» **What is required**
Report all lines below with the word "popout".

------ Records to process

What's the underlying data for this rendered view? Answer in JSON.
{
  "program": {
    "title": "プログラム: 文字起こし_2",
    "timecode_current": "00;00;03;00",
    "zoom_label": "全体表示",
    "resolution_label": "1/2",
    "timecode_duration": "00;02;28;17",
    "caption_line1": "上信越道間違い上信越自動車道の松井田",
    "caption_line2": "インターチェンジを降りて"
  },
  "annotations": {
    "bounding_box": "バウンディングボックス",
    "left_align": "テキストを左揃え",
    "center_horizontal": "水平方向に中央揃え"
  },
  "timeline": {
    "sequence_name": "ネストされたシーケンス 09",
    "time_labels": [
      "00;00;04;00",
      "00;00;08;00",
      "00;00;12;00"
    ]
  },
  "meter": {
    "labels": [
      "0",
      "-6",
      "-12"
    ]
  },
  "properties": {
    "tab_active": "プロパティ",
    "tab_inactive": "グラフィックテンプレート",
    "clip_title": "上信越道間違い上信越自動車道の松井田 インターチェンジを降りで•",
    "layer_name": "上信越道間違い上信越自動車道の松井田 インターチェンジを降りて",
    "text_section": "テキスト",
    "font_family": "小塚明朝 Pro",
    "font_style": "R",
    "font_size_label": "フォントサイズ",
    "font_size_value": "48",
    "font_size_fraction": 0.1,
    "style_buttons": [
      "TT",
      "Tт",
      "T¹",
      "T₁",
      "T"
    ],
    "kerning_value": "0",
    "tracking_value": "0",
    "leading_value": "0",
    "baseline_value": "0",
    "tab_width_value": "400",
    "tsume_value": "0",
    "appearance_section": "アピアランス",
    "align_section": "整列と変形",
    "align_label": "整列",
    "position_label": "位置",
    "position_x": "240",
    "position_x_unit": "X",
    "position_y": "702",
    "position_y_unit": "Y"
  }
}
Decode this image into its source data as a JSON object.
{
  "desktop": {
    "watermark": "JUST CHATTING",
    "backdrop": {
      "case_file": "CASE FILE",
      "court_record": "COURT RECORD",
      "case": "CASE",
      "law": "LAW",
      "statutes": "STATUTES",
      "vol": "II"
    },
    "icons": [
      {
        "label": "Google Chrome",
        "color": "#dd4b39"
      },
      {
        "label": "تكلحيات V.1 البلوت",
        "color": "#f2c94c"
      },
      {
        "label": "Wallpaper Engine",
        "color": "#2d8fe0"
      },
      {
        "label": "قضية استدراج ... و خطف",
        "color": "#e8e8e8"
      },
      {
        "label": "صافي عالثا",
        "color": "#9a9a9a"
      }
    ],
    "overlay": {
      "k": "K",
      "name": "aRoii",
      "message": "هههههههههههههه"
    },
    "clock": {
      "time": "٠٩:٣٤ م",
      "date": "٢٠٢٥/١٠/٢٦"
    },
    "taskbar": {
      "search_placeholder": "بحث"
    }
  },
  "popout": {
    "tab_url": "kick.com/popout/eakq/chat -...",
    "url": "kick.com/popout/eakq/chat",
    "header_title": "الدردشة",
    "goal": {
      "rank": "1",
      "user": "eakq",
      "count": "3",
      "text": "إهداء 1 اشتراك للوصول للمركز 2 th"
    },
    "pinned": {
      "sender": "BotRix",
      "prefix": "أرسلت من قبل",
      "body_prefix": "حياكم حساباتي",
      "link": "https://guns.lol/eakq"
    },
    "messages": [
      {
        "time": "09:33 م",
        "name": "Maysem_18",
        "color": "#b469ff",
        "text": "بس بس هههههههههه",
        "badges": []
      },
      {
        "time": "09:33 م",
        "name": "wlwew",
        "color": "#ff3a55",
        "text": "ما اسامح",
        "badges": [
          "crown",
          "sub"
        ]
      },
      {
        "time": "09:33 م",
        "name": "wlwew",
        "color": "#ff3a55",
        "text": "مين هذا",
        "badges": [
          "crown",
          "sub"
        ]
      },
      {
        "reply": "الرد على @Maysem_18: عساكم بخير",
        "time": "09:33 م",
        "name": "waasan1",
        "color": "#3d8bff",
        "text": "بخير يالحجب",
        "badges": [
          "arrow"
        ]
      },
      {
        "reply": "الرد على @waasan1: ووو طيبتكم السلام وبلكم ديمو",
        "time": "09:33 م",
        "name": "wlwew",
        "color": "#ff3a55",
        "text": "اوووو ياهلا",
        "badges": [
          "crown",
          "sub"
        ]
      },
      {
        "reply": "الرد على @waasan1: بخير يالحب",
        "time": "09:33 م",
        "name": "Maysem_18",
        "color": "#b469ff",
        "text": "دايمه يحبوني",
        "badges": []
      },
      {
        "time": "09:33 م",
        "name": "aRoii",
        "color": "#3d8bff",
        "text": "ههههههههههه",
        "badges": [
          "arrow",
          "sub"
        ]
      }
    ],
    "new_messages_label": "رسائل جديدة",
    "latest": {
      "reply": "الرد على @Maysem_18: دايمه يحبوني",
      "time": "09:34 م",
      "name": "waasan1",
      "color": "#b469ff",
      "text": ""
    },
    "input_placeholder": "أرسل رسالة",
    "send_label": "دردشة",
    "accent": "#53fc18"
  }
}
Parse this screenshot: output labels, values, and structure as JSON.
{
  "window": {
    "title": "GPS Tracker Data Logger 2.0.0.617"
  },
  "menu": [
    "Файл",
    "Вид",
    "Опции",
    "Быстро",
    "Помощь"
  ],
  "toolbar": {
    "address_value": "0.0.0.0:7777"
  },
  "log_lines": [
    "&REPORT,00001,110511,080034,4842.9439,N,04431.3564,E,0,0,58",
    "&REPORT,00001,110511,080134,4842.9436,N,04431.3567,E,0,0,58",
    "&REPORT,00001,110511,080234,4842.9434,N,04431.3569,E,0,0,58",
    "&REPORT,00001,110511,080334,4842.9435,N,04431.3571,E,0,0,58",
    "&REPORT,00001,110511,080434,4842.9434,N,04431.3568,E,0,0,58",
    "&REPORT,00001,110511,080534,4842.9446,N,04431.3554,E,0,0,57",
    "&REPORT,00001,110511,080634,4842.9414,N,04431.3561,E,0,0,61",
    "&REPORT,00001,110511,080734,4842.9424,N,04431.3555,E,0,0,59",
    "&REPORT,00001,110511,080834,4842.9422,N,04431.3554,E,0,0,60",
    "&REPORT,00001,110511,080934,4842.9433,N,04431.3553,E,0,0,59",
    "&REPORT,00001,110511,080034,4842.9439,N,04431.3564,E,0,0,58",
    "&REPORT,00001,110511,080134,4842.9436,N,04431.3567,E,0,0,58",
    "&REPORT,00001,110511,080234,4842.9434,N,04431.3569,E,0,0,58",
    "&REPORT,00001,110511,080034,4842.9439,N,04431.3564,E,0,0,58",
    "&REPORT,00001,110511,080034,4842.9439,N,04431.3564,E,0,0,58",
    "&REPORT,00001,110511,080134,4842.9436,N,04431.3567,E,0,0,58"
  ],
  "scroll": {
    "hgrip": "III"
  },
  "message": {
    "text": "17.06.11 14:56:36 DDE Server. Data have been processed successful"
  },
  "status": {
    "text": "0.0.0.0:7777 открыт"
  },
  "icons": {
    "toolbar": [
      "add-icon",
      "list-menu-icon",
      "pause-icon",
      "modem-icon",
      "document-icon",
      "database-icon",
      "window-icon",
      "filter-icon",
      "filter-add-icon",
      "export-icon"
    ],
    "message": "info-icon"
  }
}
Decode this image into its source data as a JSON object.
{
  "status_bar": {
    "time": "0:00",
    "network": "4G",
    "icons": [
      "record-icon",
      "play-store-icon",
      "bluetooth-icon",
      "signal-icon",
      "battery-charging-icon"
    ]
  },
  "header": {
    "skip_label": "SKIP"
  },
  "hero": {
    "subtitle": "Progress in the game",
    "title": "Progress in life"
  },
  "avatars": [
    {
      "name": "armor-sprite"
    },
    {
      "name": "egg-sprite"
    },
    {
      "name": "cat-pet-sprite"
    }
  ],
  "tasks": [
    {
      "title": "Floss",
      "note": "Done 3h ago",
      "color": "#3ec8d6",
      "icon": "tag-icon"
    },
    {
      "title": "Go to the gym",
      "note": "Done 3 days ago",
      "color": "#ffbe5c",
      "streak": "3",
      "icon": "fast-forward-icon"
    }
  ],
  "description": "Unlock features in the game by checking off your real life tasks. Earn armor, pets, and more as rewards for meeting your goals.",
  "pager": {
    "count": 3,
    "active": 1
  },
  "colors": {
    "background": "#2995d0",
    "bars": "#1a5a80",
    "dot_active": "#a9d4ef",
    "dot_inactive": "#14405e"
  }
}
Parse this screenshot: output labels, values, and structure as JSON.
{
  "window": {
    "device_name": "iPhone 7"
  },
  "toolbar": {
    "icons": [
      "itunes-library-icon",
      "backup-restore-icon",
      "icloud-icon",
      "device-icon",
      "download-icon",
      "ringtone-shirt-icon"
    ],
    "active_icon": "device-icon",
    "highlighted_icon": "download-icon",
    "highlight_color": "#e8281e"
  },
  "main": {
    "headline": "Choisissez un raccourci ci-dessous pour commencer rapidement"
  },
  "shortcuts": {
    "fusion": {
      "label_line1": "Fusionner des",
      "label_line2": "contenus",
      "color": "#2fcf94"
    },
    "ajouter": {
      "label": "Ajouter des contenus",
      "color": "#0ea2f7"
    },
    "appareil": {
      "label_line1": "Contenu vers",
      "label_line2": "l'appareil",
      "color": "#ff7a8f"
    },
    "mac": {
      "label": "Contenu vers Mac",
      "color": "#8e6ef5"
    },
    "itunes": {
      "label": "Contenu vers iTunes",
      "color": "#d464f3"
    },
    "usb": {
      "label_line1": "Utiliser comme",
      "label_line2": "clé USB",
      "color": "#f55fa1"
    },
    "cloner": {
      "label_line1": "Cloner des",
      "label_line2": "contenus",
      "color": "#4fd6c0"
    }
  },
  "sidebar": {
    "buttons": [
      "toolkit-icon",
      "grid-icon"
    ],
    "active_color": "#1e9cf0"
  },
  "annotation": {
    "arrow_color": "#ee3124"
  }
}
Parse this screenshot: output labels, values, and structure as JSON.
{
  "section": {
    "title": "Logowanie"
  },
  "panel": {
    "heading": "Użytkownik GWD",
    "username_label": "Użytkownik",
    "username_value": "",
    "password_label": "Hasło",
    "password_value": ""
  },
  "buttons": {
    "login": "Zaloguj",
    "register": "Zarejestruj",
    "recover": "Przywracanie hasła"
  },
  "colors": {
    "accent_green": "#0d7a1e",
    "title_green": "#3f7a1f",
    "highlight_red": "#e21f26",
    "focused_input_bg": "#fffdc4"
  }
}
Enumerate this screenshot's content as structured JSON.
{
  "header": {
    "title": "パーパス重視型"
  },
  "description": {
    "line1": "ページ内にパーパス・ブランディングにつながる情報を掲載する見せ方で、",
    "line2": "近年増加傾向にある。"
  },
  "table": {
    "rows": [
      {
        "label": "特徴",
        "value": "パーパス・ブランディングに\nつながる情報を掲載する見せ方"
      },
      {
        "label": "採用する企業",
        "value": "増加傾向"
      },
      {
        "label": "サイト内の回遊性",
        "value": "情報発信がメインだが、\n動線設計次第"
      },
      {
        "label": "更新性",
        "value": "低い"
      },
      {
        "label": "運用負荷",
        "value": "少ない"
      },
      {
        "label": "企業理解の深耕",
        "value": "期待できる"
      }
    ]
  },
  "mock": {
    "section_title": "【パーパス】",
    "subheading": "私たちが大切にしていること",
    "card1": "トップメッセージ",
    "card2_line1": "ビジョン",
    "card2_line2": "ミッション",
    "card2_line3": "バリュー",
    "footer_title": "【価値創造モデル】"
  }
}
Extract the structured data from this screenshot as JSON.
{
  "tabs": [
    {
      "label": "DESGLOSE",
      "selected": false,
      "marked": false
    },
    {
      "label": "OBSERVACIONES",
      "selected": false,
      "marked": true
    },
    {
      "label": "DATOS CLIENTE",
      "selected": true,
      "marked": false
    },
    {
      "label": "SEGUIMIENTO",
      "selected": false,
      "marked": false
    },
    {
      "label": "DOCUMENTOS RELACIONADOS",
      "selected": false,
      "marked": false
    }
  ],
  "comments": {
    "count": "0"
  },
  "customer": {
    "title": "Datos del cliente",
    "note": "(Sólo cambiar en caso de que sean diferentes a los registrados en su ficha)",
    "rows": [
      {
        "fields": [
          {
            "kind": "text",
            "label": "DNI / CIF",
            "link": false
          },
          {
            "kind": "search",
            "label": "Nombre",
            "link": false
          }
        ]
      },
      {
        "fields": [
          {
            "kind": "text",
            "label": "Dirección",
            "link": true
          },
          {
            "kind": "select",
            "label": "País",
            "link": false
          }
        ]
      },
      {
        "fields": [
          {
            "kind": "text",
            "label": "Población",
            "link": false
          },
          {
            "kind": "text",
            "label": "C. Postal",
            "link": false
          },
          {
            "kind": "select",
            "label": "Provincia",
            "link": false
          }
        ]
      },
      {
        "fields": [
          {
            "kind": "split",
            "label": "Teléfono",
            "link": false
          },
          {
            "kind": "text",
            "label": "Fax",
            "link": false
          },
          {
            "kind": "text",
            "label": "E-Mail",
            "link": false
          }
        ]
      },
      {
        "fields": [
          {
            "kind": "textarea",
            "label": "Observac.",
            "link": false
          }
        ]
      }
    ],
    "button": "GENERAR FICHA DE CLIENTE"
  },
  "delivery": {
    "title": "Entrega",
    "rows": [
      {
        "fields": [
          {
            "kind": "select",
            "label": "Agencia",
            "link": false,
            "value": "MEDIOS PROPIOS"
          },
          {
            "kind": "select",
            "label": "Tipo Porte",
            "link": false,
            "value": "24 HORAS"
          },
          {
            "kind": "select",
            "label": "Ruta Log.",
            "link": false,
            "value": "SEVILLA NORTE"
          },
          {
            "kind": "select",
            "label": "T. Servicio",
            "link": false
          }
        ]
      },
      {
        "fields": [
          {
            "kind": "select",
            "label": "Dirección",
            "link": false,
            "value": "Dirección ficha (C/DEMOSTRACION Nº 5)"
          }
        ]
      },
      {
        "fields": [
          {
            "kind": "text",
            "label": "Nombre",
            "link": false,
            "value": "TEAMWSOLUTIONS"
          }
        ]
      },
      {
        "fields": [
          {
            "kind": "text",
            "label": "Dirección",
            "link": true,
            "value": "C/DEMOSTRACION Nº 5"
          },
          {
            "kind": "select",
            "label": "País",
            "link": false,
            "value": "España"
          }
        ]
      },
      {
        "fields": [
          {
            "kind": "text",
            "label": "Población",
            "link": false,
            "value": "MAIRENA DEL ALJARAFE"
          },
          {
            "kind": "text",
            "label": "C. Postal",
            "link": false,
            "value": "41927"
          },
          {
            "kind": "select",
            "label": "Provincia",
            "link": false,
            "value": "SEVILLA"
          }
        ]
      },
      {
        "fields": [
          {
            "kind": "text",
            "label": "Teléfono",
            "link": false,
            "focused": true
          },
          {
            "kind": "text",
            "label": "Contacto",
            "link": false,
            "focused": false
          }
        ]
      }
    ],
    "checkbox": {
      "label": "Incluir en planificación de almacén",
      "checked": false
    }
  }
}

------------

» **Exercise response**
  "popout": {
    "tab_url": "kick.com/popout/eakq/chat -...",
    "url": "kick.com/popout/eakq/chat",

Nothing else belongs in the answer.